If Gloria (or I) had ever said "Mom" or "Dad," we would have been accused of "acting as if you're too good for Revere" and forced to make the Stations of the Cross for penance.

2. I made a reference in one of my periodic table mysteries to a famous (to physicists) 1935 paper by Einstein, Podolsky, and Rosen. In the margin, the copyeditor wrote: Was able to locate Einstein; cannot locate Podolsky or Rosen.

I couldn't help wondering how long it took her to locate Einstein.

3. On another occasion, I mentioned Gloria's favorite candy: See's chocolate-covered raisins. The copyeditor wrote in the margin: on their website, See's doesn't sell chocolate-covered raisins.

Now, I know my See's. I was ready to write a long post-it about how they may not sell them on the website, but they are featured in their stores. My husband, an engineer always ready with the most practical solution, said, "Why don't you just send him some?"

So I did – I sent one pound of See's chocolate-covered raisins to my copyeditor and one to my editor. I've been a favorite ever since.

What are your copyedit stories? Do you look forward to reading the red or blue marks? Do any of you readers wish you could make your own copyedit marks?


Monica Ferris said...

I do make my own copy-edit marks, when I get a notated manuscript. My most recent copy editor did such a magnificent job I sent her a bouquet of flowers -- but I still wrote "stet" on occasion in the margin. She sometimes would correct the grammar of my characters, and my characters often speak what is called "idiomatic" English. (So do I, most of the time.)

Anonymous said...

I love my cousin. STET xoxoxox

Terri Thayer said...

Just yesterday I got a copyedit asking me to change the phrase "shine me on" to something more common. She and several others in the office didn't know what it meant. I really wanted to keep it, because it means exactly what the character was saying - Don't ignore me. But in a much more succinct, elegant fashion.

What do you think - should it stay or go?

Camille Minichino said...

I must admit I thought that phrase had a different meaning ... I thought "don't shine me on" meant "don't lie to me" or "don't humor me" ... or "don't patronize me."
Wonder what I'm thinking of that sounds like that?

Kathryn Lilley said...

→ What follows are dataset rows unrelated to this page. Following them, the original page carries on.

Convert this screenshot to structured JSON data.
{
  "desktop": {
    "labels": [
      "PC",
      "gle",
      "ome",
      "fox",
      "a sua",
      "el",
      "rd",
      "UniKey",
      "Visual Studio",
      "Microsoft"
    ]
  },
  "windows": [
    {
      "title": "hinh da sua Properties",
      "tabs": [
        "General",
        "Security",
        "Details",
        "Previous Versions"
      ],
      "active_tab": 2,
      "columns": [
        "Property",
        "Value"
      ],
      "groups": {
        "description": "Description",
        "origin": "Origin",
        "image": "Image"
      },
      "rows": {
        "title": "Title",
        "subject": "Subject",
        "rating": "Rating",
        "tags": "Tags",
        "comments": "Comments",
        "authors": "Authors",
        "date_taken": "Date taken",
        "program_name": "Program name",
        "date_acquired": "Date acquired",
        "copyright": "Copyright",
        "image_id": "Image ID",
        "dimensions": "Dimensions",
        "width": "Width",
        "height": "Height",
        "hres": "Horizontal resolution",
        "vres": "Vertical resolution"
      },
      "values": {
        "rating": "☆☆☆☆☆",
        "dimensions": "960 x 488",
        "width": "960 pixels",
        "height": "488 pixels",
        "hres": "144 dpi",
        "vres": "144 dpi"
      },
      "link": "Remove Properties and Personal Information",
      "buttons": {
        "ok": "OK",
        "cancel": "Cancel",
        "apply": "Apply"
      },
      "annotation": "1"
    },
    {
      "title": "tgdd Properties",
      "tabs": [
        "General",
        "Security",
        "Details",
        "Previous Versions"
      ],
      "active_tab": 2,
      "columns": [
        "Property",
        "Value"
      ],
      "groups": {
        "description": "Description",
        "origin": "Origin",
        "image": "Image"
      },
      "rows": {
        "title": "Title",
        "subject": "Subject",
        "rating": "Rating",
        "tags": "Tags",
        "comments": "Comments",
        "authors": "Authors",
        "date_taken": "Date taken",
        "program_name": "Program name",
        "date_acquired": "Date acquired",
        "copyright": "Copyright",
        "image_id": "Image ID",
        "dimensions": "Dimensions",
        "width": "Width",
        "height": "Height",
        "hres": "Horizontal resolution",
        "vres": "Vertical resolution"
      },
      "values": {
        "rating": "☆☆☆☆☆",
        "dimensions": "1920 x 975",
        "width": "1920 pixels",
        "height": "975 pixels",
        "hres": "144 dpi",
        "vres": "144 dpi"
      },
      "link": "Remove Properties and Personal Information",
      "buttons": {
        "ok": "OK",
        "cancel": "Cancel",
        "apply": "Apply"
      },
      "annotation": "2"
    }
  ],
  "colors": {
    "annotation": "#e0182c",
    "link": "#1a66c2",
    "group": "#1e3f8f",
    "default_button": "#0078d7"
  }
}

I love the deep discussions we have in the notes about the proper spellings and meanings of swear words. My thorough copyeditor always cites the references for corrections. Sometimes, however, I totally make up my own words or use them in an "off label" fashion by design, which I think creates extra work for the copyeditor, who searches in vain for a reference! I should mark those in my draft as a K-word, as in, "invented by Kathryn."

Linda O. Johnston said...

I'm a stickler for some of the old grammar rules, although I realize that some things have changed over time with usage. I've gritted my teeth when "for John and me" is changed to "for me and John," but depending on the context I'll often let it go. But I always stet a change from "John and I" to "I and John"! And sometimes a copyeditor just doesn't like my style, so I'm more generous with the stets then.

Anonymous said...

Haven't yet had the "pleasure" of someone copyediting my fiction, but I do freelance as an editor, too, and I try to be very careful with the way I word my comments and suggestions. It's not my book, you know?

Still, I must be doing something wrong--nobody EVER sent me chocolate to prove a point! :)